Sign up for free membership to access the FREE downloadable templates, handbooks and handouts on the Printables page. Simply click on the Log In | Register link in the navigation bar. If you haven't joined yet, you will be prompted to create a password.
TVI's Guide to Teaching the ECC: An Activities Based Curriculum for Teaching Students who are Blind or Visually Impaired
Written specifically for fellow itinerant Teachers of Students with Visual Impairments (TVI’s), this book consists of over 400 activities and topic areas of discussion for instructing students in the Expanded Core Curriculum. The activities are age-neutral and multi-sensory and therefore can meet the needs of the broad range of students served on an itinerant caseload serving. The activities can be individualized to the students various learning modalities and scaffold in order to challenge students but ensure success. Select those activities that align with the student’s learning objects based on the student’s unique visual needs and academic and developmental level.
The core activities listed in the Activity section can be adapted to each thematic unit. These include:
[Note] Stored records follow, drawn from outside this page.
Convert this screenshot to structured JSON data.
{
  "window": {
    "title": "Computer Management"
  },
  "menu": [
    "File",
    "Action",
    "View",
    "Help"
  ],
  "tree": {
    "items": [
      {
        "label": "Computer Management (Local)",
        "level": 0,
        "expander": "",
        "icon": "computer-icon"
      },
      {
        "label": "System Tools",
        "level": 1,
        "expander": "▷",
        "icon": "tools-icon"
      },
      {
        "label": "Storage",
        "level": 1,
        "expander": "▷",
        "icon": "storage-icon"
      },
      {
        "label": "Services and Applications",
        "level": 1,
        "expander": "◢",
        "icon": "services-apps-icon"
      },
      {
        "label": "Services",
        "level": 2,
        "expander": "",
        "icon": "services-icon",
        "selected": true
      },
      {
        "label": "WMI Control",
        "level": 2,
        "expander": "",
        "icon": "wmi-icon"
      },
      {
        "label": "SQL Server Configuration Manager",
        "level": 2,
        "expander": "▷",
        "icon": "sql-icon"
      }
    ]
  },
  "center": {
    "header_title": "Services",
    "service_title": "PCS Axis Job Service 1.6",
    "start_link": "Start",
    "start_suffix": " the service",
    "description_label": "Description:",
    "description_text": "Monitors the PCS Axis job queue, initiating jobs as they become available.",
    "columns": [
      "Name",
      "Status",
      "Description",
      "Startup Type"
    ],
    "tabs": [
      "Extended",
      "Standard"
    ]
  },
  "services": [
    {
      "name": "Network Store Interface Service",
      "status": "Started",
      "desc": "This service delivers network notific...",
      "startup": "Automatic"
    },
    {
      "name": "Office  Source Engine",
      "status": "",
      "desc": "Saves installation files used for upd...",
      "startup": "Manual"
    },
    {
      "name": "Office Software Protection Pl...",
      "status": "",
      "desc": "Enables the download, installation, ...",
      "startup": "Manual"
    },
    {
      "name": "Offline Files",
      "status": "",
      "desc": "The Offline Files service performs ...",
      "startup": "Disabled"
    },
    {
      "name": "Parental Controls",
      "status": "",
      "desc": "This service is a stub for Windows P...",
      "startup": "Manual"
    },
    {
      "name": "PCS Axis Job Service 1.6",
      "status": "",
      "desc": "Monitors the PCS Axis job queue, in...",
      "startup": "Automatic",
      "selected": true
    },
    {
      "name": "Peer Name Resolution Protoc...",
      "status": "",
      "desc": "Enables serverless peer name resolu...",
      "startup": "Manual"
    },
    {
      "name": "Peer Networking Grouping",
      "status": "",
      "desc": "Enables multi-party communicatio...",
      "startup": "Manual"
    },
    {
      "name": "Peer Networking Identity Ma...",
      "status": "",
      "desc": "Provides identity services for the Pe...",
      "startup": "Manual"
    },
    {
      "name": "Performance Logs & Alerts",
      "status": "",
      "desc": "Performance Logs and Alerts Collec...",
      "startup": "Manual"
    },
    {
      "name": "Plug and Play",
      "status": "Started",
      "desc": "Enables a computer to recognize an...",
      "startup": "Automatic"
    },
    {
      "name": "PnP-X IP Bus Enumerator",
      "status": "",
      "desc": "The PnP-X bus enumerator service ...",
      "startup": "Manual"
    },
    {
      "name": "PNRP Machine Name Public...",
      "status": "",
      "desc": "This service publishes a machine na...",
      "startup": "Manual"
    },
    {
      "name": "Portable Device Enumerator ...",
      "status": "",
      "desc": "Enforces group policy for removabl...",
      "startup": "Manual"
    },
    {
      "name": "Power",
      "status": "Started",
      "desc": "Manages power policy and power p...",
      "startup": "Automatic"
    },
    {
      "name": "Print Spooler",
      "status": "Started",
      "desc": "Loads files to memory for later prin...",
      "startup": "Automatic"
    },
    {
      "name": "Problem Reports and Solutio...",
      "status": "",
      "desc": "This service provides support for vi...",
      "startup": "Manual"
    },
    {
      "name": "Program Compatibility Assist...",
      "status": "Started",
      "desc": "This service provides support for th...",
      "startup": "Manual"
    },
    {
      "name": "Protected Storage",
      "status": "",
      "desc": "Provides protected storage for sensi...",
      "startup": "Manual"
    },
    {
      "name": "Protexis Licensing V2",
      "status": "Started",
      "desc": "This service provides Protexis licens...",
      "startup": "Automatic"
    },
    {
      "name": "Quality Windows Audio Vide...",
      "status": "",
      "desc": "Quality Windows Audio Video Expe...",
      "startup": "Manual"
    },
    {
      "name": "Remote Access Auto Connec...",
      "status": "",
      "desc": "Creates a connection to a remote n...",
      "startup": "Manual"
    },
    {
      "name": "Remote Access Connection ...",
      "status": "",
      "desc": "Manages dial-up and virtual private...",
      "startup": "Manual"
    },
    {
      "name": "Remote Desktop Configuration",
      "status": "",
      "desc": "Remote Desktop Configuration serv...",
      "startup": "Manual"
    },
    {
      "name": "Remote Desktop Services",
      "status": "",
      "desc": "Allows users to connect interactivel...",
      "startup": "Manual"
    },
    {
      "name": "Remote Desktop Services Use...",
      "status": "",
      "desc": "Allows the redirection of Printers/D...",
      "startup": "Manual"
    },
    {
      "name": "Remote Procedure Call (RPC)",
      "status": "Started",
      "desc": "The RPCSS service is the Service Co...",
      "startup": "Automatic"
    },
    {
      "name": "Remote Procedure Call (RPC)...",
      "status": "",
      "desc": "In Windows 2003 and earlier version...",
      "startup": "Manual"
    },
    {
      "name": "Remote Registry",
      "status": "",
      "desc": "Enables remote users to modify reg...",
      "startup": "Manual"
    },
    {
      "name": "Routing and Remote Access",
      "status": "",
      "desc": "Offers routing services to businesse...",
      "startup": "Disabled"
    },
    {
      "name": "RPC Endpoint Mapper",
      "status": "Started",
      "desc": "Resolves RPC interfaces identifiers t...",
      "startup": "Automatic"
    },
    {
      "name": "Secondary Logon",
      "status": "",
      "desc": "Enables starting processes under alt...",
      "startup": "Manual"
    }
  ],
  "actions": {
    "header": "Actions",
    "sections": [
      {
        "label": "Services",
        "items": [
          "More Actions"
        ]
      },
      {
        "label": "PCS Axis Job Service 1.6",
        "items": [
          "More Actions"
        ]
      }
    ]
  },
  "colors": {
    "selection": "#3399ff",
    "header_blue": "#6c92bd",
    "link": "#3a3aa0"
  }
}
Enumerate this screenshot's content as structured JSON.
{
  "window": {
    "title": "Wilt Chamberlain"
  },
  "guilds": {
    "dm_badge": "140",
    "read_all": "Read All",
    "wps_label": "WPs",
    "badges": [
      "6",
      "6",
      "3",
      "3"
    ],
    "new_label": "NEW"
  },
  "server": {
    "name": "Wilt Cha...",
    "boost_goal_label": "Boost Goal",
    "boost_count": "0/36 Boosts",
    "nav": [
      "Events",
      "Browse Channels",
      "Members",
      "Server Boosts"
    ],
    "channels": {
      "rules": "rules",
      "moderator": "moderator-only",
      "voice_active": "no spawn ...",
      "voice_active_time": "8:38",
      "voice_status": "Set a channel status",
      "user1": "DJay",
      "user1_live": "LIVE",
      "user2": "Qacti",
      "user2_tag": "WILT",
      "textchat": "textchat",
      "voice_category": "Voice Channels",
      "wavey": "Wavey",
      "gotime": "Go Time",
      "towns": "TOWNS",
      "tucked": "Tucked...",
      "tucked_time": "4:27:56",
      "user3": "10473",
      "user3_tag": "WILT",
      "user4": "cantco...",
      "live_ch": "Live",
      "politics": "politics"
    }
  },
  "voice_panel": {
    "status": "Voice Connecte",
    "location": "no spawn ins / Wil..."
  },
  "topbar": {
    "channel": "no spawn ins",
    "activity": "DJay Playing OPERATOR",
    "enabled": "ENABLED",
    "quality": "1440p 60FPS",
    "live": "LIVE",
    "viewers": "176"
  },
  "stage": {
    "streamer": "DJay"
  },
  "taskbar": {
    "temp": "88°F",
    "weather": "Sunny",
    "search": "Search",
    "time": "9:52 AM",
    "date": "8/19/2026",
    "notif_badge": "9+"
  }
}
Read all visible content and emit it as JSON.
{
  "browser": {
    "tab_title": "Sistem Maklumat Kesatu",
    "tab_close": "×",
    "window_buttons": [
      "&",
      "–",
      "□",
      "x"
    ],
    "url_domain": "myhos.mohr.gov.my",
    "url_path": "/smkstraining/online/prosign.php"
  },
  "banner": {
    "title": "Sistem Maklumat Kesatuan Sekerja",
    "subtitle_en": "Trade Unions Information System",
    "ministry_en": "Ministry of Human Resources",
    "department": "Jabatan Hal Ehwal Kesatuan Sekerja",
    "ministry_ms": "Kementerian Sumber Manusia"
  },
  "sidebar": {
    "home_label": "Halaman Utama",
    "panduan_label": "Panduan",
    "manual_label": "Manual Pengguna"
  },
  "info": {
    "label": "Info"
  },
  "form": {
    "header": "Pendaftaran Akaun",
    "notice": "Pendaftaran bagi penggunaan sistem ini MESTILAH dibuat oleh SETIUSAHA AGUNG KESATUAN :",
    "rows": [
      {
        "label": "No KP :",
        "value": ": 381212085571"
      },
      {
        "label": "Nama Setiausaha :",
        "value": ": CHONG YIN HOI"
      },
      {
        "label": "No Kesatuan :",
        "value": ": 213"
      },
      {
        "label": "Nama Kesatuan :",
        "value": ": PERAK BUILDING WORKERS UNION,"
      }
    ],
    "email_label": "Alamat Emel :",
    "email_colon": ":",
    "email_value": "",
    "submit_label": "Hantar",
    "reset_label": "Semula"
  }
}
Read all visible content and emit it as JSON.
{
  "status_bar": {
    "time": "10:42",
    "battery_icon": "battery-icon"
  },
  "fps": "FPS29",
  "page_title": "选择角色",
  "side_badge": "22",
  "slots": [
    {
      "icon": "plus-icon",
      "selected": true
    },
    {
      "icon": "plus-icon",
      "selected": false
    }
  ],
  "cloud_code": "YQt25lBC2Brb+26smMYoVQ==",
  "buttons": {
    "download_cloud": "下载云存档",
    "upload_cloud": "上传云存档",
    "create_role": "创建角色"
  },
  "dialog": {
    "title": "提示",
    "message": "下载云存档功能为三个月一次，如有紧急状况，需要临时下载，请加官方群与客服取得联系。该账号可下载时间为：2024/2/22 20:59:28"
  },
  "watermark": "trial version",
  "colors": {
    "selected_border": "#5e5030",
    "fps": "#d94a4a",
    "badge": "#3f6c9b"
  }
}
In addition to the core activity areas, each of the 32 Thematic Units incorporates additional unique ECC concepts and skills providing you with a years’ worth of activities. These units are cyclical and can be used repeatedly to help students build on prior knowledge and develop a deeper understanding of concepts. Each unit includes suggestions for activity adaptation associated with the unit. These include lists of objects, possible community based experiences, environmental print, poems, children & young reader books, children's songs, pop culture songs, movies, and websites.
Unique Concepts within the Units include:
Although the intended audience of this resource is fellow Teachers of Students with Visual Impairments, special education teachers may find these activities beneficial to the students in their classrooms as the activities are multisensory and include life skills and concepts needed by all students. This resource, however, is not intended to take the place of a Teacher of Students with Visual Impairments (TVI). Readers are advised to consult their own TVI’s regarding instruction in the ECC and the unique visual needs of the student’s served in their programs.
Note: This curriculum is a digital pdf download. Once you make your purchase you will be directed to an order confirmation page where you will find the download link. This download will also be included on the receipt sent to the email address you provide. The pdf download can be found directly under the order number.
Each download is intended for single instructor use per copyright. Thank you for helping me preserve the content and not distributing copies to third parties.
Digital pdf download: 364 pages (11 pt font)
Publisher: Teaching Students with Visual Impairments
Author: Carmen Willings
Visual Efficiency & Magnifier Fluency Grab & Go ECC Supplements
This workbook is a pdf download that can be printed on demand for use with students. It contains five different types of worksheets for developing visual motor skills and near magnifier fluency skills particularly with the use of a video magnifier. As a supplement to the TVI’s Guide to the ECC, the worksheets correspond to each of the 32 ECC Thematic units. The worksheets, along with a list of environmental print for each thematic unit, are designed to help students refine their visual motor skills while reinforcing ECC concepts presented in the thematic units.
Visual Efficiency & Near Magnifier Fluency Worksheet Details:
Digital pdf download: 210 pages
Publisher: Teaching Students with Visual Impairments
Author: Carmen Willings